The New York Times website unveiled a new blog this week dedicated to "Making the Most of Your Money." Bucks "aims to make managing your money simple again," according to writer Ron Lieber, who oversees this new venture for the NYT.
This is a crowded field, but it's good to see the NYT trying to compete in it (and great to see their flying piggybank logo, we know all too well how hard it is to come up with good visuals when talking about savings, wealth and personal finance), given their platform they could potentially reach a huge audience with helpful tips and advice. Lieber says:
"You can't be a full-time consumer, though. And that's why Bucks exists. We aim to be a lively source of shortcuts, short courses and mini-guides to the decisions you make with your money. It's a blog of tactics and takeaways...The lineup of regular features includes a daily roundup of the best consumer reporting from The Times. We'll also offer reviews of new products and services, from unique mutual funds to new savings accounts and Web services."
All well and good, and so far they've run a feature on finding the best savings account rate, and they are rounding up all of the NYT's consumer focused pieces on a daily basis.

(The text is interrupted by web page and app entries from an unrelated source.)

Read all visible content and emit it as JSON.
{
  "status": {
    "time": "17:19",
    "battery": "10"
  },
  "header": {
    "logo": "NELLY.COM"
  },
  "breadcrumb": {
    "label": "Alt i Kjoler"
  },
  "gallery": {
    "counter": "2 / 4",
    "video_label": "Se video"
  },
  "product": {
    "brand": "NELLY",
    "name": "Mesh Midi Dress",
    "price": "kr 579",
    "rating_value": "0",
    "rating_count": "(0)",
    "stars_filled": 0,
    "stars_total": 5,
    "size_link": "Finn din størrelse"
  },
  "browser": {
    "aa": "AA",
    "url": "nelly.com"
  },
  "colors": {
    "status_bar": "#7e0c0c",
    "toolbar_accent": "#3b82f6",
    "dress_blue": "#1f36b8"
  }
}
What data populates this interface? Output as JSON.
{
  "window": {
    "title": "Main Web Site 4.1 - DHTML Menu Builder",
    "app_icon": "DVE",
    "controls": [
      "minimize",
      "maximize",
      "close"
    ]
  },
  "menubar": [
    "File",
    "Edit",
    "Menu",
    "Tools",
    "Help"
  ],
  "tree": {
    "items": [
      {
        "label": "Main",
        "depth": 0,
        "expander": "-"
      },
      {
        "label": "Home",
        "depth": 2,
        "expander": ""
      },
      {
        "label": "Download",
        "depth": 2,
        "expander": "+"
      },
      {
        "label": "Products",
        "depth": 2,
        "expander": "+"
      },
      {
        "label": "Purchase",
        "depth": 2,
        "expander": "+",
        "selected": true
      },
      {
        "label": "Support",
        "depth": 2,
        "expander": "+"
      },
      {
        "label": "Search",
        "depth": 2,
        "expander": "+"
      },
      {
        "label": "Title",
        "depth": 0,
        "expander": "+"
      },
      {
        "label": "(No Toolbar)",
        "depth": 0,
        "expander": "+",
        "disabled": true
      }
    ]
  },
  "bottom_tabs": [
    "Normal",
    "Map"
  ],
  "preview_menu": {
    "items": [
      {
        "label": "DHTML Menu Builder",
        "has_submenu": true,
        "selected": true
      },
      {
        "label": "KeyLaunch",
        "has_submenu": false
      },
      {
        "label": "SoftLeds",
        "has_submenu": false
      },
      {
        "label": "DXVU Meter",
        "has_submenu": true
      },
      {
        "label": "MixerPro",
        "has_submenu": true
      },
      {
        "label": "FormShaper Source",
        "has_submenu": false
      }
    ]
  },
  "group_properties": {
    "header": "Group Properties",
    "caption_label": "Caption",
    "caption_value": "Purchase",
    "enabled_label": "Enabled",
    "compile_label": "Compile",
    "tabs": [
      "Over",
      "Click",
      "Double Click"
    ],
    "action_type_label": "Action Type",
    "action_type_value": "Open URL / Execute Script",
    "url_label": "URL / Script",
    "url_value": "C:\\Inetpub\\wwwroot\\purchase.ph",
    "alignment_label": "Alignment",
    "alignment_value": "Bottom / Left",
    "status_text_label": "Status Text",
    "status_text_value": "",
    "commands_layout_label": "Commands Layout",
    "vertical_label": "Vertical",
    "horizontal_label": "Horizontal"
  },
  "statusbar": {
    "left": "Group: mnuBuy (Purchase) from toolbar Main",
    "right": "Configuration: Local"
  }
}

One of the challenges Bucks might face is handling the Times' propensity to focus on the "not quite rich enough." For instance, today's "Special Section on Wealth and Personal Finance" includes this piece on minimizing your tax bill if you make more than $200,000. I'm sure that's handy advice for much less than 5% of the population. What about the other 95% of us?
Hopefully Bucks will be able to balance their coverage and include tips, ideas and features that are of benefit to the bottom 50% of the income spectrum as well as the top 5%. There are significant innovations occuring, both public and private, which are aimed at making saving and building a sound financial foundation easier. President Obama waved a magic wand and made savings bonds, a safe and reliable product, available for purchase on the tax form. Websites like Mint.com, thebeehive.org (and soon hellowallet.com) are available to bring basic financial planning tools and guidance into easy reach. There are federal policy proposals like expanding the saver's credit, the saver's bonus, and SAFE-T Accounts designed to help low- and moderate-income Americans begin saving and achieving financial stability.
Here's hoping that Bucks is a success, and does indeed contribute to making managing money simple again. However, I hope they remember that it's more than just the $200K-plus crowd that needs help managing their finances.